His recognition of my qualities and those of my men gladdened the hearts of my stout fellows, who were somewhat dismayed until then by the disintegrating rabble of red coats they were watching fall back behind. For all the disappointments which the army he was given, Wellington himself must be considered a capital commander and one we will be happy to serve under whilst necessity requires the aid of our foreign friends.
With the baggage and guns secured behind the river, we continued with the retreat, maintaining our position as rear guard throughout.
Sadly, as usual, more of these English captains failed to maintain a proper respect, and simply refused to obey perfectly clear orders. In fact I saw two companies march forward and surrender, despite drum signals for them to fall in behind. Had they advanced to attack, I would consider them brave but foolish. As the attack did not materialise, one must draw a different conclusion about the mettle of these men.
Others, who we know were ordered to cover the road, simply wandered off of their own accord and were never seen again.
Perhaps the sheer number of them surrendering to the approaching Frenchmen delayed the advance.
For our own part, we saw action again, suffered no casualties, and brought down a good number of enemy horsemen – who are always the most dangerous threat when on a retreat, as His Grace personally conveyed to me during the engagement.
Perhaps next year, a new army will be able to achieve more than this. I certainly expect it will require a greater involvement of Spanish and our Portuguese allies, from what I have seen of these poor excuses for English solders so far.
Viva free Espania
Regimentar Fuego a Voluntad
Thursday, 28 January 2010
The game was a French Revolution game - and hence, the windmill (there is always a windmill in for some reason)
They reported a small show, as expected for a first effort, but with a good days entertainment for all who came, and a nice potential starter to the Wargaming year in Scotland.
All power to the organisers, They are planning for next year already.
Tuesday sees the return of Ricardo Affilado and his band of over achieving Spanish patriots, covering for the incompetence of those overrated rost bifs and freeing Espania from the tyranical French. The Spanish liberation - bringing back the Inquisition, one church at a time!
(Now be honest, you didn't expect that, did you).
Wednesday, 13 January 2010
Despite a wholesale cleanout of the Anglo's inept command structure, it still fell to those gallant Spanish patriots to storm the weakpoint in the French barricades and ensure the safe advance of the hapless British.

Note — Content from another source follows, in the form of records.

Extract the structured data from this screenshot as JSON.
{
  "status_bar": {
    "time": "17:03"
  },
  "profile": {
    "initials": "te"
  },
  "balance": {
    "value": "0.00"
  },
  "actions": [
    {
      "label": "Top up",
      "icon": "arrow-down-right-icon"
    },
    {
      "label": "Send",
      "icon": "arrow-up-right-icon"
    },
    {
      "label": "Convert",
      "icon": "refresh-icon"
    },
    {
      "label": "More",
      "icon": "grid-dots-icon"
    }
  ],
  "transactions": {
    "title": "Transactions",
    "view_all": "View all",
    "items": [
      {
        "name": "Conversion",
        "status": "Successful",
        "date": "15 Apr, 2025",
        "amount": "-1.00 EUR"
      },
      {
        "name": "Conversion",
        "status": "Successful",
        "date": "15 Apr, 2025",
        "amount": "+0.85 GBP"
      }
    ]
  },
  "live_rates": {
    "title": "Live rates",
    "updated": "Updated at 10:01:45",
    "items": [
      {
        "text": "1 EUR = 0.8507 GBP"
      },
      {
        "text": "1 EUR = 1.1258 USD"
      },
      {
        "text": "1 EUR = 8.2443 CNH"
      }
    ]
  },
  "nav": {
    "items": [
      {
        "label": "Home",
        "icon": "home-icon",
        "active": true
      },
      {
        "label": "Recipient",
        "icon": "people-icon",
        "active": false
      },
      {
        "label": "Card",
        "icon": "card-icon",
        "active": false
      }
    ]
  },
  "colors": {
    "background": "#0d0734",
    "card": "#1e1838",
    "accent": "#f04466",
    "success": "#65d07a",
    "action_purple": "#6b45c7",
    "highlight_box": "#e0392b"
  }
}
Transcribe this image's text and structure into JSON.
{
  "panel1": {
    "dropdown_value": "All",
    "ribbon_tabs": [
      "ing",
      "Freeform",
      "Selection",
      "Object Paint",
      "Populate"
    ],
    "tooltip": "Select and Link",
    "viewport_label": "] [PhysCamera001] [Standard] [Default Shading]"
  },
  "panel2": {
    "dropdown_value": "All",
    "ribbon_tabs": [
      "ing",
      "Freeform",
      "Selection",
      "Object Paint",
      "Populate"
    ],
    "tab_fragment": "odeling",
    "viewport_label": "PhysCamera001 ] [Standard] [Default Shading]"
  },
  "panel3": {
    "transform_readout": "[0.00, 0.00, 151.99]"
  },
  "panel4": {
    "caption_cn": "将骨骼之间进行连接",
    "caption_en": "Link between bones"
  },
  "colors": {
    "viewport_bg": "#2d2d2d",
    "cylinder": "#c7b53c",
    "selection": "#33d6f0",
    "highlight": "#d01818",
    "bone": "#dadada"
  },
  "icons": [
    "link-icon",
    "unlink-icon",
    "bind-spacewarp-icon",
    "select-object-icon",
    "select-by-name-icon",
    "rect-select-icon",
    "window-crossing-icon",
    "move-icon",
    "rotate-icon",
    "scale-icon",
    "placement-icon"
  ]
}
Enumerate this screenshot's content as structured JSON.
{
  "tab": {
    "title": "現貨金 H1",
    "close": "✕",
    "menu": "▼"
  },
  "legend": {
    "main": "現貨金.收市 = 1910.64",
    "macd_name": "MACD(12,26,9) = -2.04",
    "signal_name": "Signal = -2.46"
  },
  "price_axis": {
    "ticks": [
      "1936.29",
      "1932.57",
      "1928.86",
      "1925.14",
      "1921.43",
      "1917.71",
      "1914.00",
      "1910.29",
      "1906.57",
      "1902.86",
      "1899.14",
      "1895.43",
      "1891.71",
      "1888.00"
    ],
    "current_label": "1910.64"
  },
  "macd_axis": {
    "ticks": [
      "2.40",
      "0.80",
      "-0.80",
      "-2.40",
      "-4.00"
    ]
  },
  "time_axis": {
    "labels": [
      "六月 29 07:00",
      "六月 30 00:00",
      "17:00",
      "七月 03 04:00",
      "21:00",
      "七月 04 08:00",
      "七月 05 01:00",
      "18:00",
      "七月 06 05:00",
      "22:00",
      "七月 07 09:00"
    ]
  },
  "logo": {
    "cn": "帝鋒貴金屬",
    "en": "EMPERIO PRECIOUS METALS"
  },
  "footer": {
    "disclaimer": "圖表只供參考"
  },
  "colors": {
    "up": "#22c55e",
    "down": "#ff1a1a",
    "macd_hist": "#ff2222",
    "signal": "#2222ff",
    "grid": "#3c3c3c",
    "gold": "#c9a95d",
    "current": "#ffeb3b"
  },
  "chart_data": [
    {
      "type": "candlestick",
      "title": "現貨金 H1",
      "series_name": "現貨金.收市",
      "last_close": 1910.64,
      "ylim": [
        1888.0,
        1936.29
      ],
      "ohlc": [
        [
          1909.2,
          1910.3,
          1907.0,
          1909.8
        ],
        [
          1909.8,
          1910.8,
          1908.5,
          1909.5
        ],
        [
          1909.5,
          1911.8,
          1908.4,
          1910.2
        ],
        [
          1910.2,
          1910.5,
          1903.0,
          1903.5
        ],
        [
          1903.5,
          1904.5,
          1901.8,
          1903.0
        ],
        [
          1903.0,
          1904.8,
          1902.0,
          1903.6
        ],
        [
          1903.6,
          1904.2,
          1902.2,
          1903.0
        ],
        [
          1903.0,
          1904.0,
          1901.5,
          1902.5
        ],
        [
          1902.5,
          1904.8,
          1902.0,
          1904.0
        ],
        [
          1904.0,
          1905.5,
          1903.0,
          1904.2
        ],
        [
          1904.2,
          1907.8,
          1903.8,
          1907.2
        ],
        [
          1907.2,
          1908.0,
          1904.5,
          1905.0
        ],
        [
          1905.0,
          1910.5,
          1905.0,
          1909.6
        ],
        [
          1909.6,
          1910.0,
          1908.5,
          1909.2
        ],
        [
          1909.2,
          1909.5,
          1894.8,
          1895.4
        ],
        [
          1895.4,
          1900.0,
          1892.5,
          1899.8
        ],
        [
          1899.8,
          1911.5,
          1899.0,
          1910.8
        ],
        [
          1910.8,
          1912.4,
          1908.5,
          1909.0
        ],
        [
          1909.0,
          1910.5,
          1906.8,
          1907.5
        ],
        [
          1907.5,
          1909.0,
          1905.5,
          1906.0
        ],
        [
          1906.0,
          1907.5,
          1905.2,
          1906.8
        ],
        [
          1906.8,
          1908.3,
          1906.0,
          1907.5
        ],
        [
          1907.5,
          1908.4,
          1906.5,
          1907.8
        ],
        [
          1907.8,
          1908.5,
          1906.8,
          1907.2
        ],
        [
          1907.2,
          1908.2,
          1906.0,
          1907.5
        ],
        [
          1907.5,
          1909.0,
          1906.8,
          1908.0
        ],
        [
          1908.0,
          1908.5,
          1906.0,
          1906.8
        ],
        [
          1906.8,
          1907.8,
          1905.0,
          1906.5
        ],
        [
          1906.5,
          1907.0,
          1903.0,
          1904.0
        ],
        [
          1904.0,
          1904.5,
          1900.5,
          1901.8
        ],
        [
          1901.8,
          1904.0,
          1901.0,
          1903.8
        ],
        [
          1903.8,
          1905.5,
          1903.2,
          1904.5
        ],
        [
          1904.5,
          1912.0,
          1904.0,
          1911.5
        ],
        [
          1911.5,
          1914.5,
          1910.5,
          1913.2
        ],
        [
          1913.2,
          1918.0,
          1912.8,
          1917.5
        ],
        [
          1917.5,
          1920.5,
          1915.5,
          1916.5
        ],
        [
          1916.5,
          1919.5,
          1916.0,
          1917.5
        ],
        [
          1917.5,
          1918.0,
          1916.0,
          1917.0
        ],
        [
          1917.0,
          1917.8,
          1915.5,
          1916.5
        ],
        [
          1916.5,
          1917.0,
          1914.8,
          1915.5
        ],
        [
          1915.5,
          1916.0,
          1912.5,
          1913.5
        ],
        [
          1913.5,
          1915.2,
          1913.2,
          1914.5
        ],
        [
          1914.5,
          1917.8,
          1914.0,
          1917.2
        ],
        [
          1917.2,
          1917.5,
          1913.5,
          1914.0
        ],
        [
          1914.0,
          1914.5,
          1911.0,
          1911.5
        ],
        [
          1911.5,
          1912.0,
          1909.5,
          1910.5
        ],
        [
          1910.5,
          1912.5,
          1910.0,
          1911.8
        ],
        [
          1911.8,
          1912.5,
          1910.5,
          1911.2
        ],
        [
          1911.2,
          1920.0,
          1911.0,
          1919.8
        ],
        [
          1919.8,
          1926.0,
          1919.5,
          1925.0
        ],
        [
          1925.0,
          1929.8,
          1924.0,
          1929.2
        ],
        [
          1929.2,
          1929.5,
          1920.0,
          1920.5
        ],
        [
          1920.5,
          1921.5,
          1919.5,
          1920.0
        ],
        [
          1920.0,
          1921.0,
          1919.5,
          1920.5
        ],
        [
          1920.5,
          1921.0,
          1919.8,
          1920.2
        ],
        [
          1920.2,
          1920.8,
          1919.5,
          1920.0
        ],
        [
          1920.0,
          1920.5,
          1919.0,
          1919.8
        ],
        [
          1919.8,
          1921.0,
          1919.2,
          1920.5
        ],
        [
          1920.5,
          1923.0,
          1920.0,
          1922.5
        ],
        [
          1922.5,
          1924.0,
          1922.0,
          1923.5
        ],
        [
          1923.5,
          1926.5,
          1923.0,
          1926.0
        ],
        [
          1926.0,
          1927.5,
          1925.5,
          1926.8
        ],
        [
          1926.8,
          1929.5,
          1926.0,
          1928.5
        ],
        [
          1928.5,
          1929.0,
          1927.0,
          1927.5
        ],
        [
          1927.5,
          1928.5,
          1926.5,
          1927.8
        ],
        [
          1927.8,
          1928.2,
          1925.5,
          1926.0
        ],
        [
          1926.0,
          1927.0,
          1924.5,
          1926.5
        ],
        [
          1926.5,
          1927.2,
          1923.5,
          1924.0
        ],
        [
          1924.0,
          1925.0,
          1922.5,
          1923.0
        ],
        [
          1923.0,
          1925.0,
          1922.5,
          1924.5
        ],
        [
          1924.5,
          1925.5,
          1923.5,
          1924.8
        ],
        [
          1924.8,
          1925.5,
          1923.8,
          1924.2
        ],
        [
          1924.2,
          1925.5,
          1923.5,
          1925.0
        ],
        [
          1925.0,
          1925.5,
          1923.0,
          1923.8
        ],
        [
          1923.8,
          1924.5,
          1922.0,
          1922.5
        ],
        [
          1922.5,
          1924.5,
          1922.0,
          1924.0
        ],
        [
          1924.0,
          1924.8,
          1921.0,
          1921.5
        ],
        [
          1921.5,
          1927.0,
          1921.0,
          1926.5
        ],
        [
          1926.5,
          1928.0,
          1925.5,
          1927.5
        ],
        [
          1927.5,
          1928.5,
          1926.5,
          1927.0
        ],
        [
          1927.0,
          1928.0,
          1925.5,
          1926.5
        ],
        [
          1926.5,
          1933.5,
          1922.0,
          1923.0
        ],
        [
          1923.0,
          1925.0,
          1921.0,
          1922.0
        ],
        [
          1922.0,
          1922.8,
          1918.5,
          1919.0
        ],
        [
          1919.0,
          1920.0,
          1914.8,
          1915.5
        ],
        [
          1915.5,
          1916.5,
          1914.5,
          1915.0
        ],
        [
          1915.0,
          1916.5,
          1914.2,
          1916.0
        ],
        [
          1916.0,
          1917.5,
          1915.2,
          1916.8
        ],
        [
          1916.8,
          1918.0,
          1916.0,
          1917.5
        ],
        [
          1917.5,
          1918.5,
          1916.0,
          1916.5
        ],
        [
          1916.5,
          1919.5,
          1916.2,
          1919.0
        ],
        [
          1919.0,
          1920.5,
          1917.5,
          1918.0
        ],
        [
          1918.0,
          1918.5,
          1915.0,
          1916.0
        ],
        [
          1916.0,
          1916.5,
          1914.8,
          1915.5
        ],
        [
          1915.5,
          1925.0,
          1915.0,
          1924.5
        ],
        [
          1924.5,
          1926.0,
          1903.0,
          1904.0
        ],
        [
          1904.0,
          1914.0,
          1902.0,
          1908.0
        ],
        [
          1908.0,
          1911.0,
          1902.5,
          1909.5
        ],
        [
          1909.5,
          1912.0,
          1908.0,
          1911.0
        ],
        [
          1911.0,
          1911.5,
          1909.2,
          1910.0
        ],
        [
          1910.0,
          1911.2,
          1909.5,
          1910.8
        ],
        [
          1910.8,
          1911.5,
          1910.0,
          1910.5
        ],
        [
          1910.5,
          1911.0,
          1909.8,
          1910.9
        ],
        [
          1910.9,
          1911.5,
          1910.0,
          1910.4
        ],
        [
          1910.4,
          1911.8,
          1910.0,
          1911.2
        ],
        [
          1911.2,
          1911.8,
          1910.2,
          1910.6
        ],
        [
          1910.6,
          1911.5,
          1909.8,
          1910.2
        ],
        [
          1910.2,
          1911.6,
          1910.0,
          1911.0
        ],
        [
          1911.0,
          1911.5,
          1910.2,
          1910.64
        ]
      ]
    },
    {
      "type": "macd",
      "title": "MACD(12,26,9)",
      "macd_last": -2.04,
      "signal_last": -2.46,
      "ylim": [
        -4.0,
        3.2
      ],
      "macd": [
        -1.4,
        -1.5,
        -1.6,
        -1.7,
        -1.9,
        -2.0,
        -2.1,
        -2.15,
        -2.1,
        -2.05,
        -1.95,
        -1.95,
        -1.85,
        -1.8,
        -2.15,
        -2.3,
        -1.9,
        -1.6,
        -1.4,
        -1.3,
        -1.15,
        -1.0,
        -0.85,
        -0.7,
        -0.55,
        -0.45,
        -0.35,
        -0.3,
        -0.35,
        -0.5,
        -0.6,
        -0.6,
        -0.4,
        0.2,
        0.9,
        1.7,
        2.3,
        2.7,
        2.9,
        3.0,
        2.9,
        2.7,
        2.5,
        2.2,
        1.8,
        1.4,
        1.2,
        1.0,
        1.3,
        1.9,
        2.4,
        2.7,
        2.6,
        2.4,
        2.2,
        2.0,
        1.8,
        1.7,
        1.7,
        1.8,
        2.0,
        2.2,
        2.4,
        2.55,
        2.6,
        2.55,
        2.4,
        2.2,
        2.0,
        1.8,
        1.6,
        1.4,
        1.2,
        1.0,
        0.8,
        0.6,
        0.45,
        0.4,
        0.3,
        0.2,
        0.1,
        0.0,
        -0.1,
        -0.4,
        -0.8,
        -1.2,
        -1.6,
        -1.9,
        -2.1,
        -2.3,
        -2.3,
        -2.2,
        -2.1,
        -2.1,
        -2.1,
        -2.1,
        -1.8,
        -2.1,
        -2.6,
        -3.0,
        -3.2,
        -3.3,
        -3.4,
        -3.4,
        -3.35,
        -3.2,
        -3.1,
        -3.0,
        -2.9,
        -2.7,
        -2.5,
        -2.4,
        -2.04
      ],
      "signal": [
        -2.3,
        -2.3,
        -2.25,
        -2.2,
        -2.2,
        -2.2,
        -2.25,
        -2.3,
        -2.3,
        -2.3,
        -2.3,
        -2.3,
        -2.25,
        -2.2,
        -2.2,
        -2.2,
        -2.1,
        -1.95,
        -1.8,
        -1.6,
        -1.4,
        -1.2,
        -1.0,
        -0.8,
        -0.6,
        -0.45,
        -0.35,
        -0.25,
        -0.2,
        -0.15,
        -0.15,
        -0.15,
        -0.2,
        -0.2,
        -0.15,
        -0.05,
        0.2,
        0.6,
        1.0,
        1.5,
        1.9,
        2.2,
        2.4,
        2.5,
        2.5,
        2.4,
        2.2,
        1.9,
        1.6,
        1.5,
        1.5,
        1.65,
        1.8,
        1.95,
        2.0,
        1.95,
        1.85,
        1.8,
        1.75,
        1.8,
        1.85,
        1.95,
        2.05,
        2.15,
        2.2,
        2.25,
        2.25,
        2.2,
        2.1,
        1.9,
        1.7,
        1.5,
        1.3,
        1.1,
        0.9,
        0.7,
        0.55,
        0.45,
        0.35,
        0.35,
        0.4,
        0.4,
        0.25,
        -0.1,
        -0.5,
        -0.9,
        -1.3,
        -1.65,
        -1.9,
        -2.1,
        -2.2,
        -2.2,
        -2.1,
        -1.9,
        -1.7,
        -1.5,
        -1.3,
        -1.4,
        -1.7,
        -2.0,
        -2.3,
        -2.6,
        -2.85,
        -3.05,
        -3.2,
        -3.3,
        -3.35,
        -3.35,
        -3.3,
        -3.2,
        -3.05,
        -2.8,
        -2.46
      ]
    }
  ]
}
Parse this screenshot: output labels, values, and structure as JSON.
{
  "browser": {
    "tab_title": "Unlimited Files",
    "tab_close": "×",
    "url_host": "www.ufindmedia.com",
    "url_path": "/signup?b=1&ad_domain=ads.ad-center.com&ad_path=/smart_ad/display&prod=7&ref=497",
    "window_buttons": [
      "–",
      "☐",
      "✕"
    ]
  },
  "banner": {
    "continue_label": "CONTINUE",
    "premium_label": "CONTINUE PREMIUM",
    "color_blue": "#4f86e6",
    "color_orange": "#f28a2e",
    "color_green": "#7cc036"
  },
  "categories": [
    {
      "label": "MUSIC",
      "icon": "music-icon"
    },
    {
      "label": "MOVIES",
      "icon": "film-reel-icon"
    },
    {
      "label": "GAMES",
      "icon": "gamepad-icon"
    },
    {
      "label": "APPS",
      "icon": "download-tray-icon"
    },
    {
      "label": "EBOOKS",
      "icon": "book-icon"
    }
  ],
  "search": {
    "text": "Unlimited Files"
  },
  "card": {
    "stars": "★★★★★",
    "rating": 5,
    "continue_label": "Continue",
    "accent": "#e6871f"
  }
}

Even though the bulk of Spains forces were retraining during this mission, those who were on service made the vital incision into the French lines.
Viva free Spain.